Excerpts from an interface dataset -
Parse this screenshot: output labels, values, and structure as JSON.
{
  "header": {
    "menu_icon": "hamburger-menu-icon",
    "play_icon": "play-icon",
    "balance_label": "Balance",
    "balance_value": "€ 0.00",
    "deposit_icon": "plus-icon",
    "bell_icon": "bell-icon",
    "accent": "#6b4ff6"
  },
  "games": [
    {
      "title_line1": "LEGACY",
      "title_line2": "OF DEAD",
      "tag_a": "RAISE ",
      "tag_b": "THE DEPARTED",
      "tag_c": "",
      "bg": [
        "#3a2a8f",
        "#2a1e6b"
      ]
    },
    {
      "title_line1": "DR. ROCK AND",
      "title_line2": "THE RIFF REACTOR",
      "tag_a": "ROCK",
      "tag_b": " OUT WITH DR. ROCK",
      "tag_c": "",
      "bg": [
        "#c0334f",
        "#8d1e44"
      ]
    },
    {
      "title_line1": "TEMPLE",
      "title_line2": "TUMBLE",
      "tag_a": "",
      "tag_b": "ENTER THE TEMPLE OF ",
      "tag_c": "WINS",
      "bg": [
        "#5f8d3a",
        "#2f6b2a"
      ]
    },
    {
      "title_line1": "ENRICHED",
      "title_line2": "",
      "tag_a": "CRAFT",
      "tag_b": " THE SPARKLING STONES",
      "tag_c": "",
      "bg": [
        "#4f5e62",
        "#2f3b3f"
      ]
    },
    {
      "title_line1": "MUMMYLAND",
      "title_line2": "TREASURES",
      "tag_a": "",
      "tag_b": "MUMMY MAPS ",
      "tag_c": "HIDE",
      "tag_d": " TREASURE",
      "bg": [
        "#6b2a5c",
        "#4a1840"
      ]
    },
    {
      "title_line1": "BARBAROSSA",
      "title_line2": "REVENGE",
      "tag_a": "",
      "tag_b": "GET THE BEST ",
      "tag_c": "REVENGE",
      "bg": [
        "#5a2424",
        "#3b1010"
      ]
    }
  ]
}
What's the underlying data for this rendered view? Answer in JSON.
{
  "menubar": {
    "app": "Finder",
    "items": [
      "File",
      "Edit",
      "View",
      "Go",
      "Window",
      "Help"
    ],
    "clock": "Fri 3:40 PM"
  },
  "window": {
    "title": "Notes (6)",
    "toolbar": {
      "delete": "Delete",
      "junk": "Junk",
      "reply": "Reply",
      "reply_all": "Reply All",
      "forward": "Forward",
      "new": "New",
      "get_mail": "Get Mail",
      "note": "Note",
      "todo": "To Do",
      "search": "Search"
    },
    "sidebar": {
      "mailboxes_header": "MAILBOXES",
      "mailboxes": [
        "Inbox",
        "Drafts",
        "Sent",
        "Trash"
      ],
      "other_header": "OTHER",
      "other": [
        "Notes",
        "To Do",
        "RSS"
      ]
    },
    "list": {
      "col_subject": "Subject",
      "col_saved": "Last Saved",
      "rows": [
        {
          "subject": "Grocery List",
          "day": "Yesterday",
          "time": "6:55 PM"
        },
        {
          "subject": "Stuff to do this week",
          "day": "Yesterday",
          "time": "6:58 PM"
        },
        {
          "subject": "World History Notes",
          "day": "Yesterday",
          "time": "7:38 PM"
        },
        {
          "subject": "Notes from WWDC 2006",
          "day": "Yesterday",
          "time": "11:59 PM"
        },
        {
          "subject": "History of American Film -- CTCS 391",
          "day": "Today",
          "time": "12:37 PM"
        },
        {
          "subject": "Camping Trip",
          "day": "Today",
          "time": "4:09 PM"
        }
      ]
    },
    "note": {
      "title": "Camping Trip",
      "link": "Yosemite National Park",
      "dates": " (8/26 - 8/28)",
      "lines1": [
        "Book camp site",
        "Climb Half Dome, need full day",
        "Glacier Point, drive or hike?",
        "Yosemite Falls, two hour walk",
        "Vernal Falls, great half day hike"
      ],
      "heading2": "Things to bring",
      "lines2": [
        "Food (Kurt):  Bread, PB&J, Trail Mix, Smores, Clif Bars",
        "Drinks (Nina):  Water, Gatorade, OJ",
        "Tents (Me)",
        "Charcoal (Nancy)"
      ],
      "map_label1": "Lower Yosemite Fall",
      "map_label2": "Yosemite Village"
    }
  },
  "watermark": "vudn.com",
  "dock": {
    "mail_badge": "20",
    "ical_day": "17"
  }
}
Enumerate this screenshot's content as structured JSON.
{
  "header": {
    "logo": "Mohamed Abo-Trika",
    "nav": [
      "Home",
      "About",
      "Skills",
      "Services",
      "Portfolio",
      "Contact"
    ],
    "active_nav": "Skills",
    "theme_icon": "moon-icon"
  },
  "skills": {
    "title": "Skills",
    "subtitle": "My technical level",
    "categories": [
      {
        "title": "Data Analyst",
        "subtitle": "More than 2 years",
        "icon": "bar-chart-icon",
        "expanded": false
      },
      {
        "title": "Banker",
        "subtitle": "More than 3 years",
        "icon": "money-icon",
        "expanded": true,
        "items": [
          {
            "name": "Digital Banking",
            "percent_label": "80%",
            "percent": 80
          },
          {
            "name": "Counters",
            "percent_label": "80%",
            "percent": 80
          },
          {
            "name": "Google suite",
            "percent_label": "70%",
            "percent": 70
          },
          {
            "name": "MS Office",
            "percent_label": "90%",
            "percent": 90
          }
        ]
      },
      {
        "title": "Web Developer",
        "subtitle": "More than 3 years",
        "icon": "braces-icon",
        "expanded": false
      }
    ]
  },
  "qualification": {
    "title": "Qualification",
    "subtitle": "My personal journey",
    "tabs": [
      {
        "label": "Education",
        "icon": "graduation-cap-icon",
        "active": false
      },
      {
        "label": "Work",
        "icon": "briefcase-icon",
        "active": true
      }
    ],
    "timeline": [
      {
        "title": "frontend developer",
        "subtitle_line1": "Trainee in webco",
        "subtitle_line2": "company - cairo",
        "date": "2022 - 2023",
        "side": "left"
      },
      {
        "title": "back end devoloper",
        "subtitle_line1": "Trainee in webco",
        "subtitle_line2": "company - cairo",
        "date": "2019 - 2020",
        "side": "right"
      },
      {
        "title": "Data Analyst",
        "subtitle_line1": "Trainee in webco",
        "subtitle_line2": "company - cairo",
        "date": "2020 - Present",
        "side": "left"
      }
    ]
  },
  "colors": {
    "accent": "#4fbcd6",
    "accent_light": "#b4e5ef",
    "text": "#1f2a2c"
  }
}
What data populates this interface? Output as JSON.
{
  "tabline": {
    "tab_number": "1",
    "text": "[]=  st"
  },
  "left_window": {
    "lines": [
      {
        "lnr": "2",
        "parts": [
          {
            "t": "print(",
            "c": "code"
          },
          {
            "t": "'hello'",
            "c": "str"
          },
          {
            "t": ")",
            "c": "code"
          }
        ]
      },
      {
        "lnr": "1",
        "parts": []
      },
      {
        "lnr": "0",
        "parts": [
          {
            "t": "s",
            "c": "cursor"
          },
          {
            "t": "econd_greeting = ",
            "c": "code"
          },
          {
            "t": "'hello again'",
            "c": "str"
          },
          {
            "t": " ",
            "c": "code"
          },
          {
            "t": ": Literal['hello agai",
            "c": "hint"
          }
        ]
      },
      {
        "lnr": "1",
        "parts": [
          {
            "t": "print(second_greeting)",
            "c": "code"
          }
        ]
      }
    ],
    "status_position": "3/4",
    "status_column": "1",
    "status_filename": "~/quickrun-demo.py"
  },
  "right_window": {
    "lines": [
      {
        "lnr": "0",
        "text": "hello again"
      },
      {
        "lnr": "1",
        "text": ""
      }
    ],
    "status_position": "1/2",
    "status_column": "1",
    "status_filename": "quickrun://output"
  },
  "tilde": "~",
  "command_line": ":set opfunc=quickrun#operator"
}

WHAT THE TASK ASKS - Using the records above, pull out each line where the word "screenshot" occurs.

RESPONSE TO THE EXERCISE -
Parse this screenshot: output labels, values, and structure as JSON.
Enumerate this screenshot's content as structured JSON.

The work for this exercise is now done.